§ **WHAT IS REQUIRED**
What lines of the data below include the word "around"? Report them by copying each.

**** EXCERPTED RECORDS

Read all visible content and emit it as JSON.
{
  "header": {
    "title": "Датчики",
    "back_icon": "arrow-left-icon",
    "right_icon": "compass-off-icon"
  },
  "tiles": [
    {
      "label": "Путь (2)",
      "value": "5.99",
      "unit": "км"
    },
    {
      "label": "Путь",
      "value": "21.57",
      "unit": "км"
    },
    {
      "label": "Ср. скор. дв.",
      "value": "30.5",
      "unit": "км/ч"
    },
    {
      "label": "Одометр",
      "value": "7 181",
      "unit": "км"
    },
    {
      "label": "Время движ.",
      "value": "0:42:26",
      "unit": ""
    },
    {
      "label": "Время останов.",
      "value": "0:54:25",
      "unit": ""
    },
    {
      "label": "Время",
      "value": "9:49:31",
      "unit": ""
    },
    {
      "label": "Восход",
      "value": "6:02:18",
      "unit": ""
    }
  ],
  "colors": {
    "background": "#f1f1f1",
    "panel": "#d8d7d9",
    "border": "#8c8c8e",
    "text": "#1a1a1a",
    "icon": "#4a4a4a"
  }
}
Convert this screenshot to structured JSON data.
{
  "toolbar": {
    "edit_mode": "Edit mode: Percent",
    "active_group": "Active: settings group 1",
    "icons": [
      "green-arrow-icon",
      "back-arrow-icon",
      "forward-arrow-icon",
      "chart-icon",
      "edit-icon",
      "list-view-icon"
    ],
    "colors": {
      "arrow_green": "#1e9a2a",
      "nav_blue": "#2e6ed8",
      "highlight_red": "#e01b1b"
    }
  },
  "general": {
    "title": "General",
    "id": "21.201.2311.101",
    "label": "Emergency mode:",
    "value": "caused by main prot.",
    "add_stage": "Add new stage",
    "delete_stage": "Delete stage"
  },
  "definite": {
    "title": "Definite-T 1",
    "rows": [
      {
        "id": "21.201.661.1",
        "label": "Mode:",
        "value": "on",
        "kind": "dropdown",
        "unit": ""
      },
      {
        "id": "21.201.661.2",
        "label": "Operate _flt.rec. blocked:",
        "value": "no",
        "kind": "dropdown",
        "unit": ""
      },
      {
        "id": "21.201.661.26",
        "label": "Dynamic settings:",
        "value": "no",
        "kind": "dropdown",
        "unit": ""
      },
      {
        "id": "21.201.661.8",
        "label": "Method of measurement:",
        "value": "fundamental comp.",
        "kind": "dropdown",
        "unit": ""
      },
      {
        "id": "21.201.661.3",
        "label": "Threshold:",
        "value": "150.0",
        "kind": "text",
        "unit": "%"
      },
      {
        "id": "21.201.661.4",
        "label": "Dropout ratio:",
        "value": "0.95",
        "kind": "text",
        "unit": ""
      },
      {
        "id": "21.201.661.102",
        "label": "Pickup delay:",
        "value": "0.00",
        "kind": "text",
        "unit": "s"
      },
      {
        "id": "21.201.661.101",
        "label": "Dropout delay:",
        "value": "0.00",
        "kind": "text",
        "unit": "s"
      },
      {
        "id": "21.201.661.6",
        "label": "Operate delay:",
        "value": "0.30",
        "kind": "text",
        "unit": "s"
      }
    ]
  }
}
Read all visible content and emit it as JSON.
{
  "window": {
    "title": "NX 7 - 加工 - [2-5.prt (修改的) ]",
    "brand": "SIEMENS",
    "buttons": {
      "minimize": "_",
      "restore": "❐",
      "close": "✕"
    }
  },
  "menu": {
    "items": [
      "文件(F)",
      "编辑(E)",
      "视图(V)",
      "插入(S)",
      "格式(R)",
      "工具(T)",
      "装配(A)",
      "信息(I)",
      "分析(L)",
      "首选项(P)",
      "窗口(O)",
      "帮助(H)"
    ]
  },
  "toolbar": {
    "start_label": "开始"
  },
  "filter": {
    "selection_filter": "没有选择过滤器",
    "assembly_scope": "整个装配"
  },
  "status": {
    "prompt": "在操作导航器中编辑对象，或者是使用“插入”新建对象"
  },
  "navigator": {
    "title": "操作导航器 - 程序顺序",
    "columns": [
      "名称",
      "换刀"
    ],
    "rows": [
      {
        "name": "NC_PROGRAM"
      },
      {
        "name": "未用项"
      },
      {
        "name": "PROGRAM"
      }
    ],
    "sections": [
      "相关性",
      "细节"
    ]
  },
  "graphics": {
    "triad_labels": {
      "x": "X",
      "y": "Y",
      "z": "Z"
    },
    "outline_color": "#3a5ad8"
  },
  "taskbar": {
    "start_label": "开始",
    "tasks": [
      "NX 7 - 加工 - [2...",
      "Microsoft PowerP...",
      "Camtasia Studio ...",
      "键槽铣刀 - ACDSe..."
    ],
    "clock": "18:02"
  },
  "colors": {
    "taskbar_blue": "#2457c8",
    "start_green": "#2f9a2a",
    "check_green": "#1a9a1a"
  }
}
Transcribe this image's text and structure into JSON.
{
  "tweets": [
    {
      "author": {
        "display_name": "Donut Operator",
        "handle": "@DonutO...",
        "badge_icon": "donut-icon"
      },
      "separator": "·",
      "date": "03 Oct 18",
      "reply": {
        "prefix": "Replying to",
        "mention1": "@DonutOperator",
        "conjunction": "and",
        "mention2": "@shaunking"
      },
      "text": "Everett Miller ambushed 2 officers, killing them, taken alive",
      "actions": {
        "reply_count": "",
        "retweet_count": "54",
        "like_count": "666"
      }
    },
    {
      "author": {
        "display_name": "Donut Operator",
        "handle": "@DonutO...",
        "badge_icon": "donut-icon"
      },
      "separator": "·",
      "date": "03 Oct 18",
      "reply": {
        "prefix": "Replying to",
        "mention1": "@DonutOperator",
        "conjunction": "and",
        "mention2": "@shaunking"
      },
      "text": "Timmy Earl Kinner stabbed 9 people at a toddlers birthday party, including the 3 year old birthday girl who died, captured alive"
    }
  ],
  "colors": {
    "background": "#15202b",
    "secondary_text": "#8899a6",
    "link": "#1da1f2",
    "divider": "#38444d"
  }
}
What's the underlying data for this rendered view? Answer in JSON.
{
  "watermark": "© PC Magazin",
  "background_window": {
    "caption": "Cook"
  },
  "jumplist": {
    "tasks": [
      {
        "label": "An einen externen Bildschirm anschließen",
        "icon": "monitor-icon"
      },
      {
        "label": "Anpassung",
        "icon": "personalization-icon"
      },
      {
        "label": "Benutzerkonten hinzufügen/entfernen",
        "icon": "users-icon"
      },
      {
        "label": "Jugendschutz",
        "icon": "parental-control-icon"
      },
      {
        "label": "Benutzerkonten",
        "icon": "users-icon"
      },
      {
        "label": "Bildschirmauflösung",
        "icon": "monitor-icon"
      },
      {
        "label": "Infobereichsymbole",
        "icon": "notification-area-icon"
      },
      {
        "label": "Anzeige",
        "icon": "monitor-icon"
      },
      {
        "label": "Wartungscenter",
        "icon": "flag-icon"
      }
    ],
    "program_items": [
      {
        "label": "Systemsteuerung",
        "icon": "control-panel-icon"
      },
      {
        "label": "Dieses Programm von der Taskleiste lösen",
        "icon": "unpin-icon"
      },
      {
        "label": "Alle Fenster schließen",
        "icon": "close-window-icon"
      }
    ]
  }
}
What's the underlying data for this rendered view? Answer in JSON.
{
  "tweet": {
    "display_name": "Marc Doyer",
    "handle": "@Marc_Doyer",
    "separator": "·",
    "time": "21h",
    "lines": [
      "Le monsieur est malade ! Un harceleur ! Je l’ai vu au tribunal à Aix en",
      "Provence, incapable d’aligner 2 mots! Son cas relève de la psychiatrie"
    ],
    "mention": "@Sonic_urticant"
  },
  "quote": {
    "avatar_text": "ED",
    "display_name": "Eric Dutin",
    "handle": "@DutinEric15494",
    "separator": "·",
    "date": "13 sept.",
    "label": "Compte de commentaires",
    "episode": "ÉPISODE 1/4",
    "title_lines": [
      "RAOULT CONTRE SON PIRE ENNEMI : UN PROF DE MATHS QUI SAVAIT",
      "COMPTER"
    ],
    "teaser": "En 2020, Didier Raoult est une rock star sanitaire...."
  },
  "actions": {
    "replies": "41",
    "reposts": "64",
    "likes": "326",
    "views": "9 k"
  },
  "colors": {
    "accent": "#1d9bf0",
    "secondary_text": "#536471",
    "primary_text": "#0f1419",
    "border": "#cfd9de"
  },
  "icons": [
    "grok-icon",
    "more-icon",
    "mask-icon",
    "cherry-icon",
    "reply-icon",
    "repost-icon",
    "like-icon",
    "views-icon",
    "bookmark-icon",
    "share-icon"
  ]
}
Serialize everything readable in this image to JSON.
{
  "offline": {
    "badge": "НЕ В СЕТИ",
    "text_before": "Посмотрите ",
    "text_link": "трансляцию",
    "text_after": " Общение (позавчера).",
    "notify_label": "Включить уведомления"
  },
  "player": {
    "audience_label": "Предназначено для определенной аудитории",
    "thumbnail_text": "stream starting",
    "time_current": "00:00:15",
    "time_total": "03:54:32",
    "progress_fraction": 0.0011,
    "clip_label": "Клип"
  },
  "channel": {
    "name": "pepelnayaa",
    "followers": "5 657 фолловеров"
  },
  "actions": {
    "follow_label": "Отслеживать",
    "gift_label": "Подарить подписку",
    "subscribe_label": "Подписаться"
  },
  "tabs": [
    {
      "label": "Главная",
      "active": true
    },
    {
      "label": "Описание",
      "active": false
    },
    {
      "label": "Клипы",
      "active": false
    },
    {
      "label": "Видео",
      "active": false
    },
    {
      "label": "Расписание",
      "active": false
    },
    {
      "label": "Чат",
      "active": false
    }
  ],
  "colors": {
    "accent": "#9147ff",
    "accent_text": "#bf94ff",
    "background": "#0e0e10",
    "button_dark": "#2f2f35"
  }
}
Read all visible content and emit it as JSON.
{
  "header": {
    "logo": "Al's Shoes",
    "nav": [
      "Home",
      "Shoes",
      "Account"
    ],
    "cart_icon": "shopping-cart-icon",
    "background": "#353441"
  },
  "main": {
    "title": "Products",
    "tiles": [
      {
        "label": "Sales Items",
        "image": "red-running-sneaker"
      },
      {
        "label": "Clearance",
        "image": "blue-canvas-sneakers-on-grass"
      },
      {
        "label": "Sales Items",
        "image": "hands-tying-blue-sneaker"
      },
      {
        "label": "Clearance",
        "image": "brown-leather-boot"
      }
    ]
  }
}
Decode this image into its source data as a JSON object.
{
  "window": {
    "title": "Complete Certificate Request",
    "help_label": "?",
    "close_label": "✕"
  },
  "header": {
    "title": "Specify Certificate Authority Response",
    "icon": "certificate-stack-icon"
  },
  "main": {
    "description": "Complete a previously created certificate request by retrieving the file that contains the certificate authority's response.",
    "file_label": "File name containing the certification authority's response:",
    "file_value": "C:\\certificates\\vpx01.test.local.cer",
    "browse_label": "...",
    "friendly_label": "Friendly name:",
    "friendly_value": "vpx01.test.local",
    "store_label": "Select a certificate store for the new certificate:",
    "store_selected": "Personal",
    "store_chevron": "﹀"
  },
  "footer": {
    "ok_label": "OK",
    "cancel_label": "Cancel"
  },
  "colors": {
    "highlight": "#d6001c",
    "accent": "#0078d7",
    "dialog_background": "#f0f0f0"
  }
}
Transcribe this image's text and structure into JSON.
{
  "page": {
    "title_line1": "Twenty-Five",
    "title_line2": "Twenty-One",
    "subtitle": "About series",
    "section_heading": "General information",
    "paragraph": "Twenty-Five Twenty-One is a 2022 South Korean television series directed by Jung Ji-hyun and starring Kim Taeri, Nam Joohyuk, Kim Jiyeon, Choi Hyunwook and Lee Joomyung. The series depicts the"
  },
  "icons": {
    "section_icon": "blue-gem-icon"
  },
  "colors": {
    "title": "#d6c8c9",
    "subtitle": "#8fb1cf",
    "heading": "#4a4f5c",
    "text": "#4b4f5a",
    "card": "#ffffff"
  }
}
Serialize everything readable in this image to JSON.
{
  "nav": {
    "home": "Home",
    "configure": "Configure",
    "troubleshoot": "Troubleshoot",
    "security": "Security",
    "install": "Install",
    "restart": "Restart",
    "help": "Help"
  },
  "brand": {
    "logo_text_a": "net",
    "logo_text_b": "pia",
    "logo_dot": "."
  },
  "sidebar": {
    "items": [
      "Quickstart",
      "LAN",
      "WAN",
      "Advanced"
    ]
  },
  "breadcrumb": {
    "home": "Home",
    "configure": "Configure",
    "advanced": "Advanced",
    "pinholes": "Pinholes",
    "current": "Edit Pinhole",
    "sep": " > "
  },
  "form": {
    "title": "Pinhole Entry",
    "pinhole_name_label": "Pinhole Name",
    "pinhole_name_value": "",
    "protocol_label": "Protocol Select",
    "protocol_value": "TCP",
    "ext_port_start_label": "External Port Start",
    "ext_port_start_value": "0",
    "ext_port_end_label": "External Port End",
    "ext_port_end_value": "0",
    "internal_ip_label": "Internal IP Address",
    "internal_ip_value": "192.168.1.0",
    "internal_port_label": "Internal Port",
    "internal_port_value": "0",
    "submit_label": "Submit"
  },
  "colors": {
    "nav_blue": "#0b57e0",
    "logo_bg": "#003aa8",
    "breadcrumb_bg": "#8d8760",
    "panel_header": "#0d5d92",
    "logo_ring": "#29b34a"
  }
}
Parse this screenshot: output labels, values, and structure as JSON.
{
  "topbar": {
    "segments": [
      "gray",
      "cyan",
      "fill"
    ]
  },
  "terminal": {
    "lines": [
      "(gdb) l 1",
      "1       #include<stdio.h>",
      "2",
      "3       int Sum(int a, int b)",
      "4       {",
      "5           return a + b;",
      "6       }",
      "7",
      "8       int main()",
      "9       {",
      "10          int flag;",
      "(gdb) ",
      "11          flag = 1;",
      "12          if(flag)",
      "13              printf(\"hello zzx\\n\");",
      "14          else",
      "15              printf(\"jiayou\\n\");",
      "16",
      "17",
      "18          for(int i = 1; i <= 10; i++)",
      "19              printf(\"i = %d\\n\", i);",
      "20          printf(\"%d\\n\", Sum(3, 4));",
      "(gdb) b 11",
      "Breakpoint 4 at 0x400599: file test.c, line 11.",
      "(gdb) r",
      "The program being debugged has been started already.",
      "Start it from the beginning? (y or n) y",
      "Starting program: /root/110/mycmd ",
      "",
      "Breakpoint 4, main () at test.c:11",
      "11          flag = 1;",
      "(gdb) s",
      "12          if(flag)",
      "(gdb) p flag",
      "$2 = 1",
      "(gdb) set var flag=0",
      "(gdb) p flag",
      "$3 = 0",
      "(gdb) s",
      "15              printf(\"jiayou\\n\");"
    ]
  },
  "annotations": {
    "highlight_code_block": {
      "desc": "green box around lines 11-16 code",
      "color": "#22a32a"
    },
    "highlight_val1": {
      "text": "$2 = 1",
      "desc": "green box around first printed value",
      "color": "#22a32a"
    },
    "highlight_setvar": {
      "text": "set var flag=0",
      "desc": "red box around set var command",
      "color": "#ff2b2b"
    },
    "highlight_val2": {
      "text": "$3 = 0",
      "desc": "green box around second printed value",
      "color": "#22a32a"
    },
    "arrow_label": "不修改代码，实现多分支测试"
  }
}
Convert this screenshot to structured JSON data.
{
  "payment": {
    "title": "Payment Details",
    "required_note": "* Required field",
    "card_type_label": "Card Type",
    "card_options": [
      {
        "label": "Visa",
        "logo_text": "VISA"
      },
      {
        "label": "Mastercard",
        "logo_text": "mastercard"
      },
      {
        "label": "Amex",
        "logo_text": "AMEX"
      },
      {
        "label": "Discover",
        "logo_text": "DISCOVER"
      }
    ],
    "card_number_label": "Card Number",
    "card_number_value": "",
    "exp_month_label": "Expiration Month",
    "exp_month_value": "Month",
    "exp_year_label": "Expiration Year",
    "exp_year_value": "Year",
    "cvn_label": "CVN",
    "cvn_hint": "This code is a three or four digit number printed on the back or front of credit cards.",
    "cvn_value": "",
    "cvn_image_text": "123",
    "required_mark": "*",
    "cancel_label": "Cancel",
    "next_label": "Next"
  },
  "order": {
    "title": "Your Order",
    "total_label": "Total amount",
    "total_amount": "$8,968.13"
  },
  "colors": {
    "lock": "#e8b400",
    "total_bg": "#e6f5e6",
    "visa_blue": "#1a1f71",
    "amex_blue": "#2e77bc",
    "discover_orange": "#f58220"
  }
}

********

§ **EXERCISE SOLUTION**
      "desc": "green box around lines 11-16 code",
      "desc": "green box around first printed value",
      "desc": "red box around set var command",
      "desc": "green box around second printed value",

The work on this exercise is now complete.